By Courtney Trenwith
QNB and InvestBank let down their customers by not only failing to protect their private information but by then playing down the significance of the attacks
The recent leaking of customer data stolen from Qatar National Bank and Sharjah’s InvestBank is troubling; financial institutions are expected to be among the most secure organisations globally.
But what is most troubling is the banks’ public response to the hackings that prove their security is inadequate.
InvestBank has not made any public comment, whether to apologise to customers, reassure them that security would be enhanced or otherwise. While the data may have been recycled from December, its silence on this occasion will come as a disappointment to customers and shareholders who deserve an explanation.
QNB — the largest bank in the Middle East — also initially refused to comment, implying that the reports were false: “It is QNB Group policy not to comment on reports circulated via social media”.
Later, it conceded its security had been breached but attempted to dismiss the significance of the hacking. One affected customer claimed that when he called the bank, a QNB agent initially denied the hacking had occurred. When he proved them wrong, the bank guaranteed that even though his data and personal details had been made public, identity theft was “impossible”.
“Imagine that, the agent (who refused to give me his full name, ironic considering my full name and more was leaked by them worldwide) actually guaranteed this,” the customer told Doha News.
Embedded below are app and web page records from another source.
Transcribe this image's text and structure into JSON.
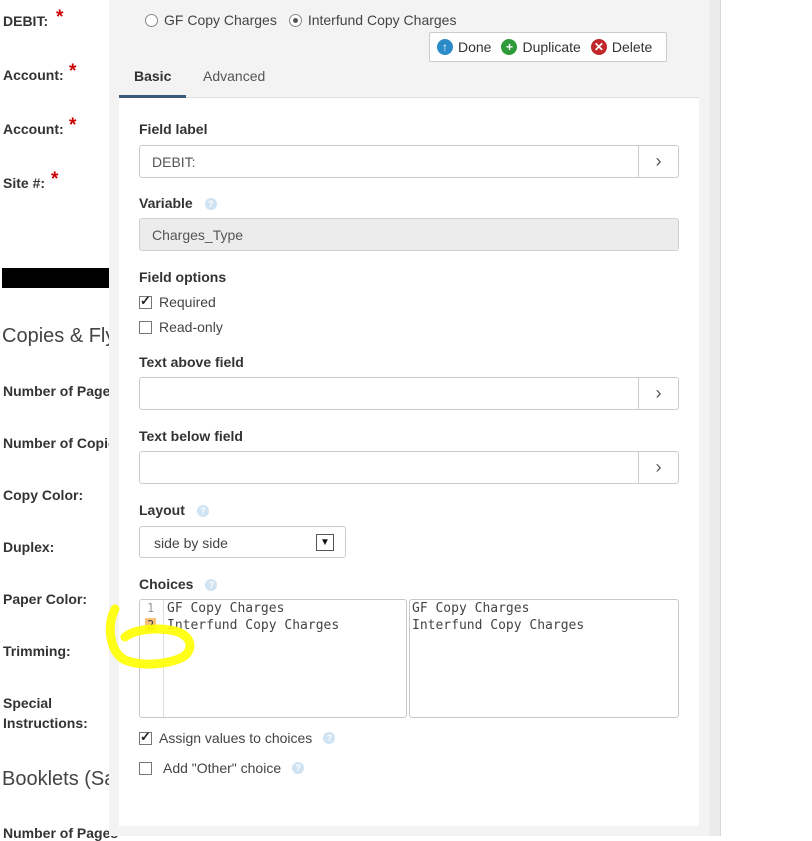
{
  "form": {
    "debit_label": "DEBIT:",
    "account_label_1": "Account:",
    "account_label_2": "Account:",
    "site_label": "Site #:",
    "required_mark": "*",
    "section_copies": "Copies & Fly",
    "number_of_pages": "Number of Page",
    "number_of_copies": "Number of Copie",
    "copy_color": "Copy Color:",
    "duplex": "Duplex:",
    "paper_color": "Paper Color:",
    "trimming": "Trimming:",
    "special_instructions_1": "Special",
    "special_instructions_2": "Instructions:",
    "section_booklets": "Booklets (Sa",
    "number_of_pages_2": "Number of Pages"
  },
  "debit_radios": {
    "option_1": "GF Copy Charges",
    "option_2": "Interfund Copy Charges",
    "selected": "Interfund Copy Charges"
  },
  "toolbar": {
    "done": "Done",
    "duplicate": "Duplicate",
    "delete": "Delete"
  },
  "tabs": {
    "basic": "Basic",
    "advanced": "Advanced",
    "active": "Basic"
  },
  "editor": {
    "field_label_heading": "Field label",
    "field_label_value": "DEBIT:",
    "variable_heading": "Variable",
    "variable_value": "Charges_Type",
    "field_options_heading": "Field options",
    "required_label": "Required",
    "required_checked": true,
    "readonly_label": "Read-only",
    "readonly_checked": false,
    "text_above_heading": "Text above field",
    "text_above_value": "",
    "text_below_heading": "Text below field",
    "text_below_value": "",
    "layout_heading": "Layout",
    "layout_value": "side by side",
    "choices_heading": "Choices",
    "choices_lines": [
      "GF Copy Charges",
      "Interfund Copy Charges"
    ],
    "line_numbers": [
      "1",
      "2"
    ],
    "values_lines": [
      "GF Copy Charges",
      "Interfund Copy Charges"
    ],
    "assign_values_label": "Assign values to choices",
    "assign_values_checked": true,
    "add_other_label": "Add \"Other\" choice",
    "add_other_checked": false,
    "help_icon": "?",
    "arrow_glyph": "›"
  },
  "colors": {
    "required": "#cc0000",
    "highlight_marker": "#ffff00",
    "line_highlight": "#f7c17a",
    "done_icon": "#2b8ac8",
    "duplicate_icon": "#2e9b3a",
    "delete_icon": "#c0262a"
  }
}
In a public statement on May 1, QNB attempted to downplay the seriousness of the breach. To suggest that the attack “only targeted a portion of Qatar-based customers” is a slap in the face to those who were hit. To have even one customer’s data stolen proves the bank’s security systems are deficient. In this case, up to 400,000 customers had at least some of their personal information stolen and published online. For QNB to dismiss the breach of these customers’ privacy is worrying, to say the least.
The bank went on to deny that those customers were not the intended target of the hacking.
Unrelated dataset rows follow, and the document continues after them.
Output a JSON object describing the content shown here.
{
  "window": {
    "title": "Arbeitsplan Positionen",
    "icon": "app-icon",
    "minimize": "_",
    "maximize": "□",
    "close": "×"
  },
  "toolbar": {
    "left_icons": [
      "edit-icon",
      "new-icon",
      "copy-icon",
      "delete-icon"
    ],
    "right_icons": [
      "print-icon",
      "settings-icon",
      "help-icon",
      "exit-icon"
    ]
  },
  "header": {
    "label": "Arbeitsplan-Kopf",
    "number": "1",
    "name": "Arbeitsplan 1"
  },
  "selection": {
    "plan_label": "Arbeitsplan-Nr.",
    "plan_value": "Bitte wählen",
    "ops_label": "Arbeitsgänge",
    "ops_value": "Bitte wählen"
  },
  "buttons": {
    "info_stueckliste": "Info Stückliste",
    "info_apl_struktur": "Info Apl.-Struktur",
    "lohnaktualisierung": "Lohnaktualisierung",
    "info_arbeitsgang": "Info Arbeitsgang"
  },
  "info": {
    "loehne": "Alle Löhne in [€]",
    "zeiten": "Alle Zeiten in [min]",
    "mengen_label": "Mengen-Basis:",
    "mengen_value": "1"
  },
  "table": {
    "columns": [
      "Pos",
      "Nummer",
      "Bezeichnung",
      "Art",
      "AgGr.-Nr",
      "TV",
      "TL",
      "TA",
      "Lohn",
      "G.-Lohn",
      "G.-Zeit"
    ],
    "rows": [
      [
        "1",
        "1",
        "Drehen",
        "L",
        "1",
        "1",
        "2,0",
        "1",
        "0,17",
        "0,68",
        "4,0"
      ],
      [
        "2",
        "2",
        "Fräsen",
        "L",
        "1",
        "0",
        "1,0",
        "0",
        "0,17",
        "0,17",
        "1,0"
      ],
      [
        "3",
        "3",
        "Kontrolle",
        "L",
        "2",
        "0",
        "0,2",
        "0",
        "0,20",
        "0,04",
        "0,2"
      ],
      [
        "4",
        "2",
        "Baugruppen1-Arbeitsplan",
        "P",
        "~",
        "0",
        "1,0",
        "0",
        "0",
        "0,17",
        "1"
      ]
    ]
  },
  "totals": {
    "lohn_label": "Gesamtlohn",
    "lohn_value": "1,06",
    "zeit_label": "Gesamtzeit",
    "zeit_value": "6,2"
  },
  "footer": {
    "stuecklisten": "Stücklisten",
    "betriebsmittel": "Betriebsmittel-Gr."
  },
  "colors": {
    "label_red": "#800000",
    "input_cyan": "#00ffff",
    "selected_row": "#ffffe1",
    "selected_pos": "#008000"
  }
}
“While some of the data recently released in the public domain may be accurate, much of it was constructed and contains a mixture of information from the attack as well as other non-QNB sources, such as personal data from social media channels,” the statement said.
“We believe the nature of this incident is fundamentally an attempted attack on QNB Group’s reputation and not specifically targeted at our customers.”
Whether the bank’s reputation was the target or not, the fact is up to 400,000 customers were caught in the middle because QNB failed to protect their information.
At a strategy meeting held last Tuesday, the bank apparently discussed everything but the security breach and how it would enhance its systems to prevent another such attack. According to a press release published in full by The Peninsula, QNB instead discussed how it would become a “Middle East and Africa (MEA) icon by 2017”.
A bank that fails to adequately respond to customers’ concerns will find it difficult to become an icon. QNB is not the only bank — nor the only institution with private customer or state data — to have been hacked. But few organisations whose security has been breached have responded in such a disappointing manner.
It is that response, not the hacking, that could prevent QNB from becoming an “icon” any time soon.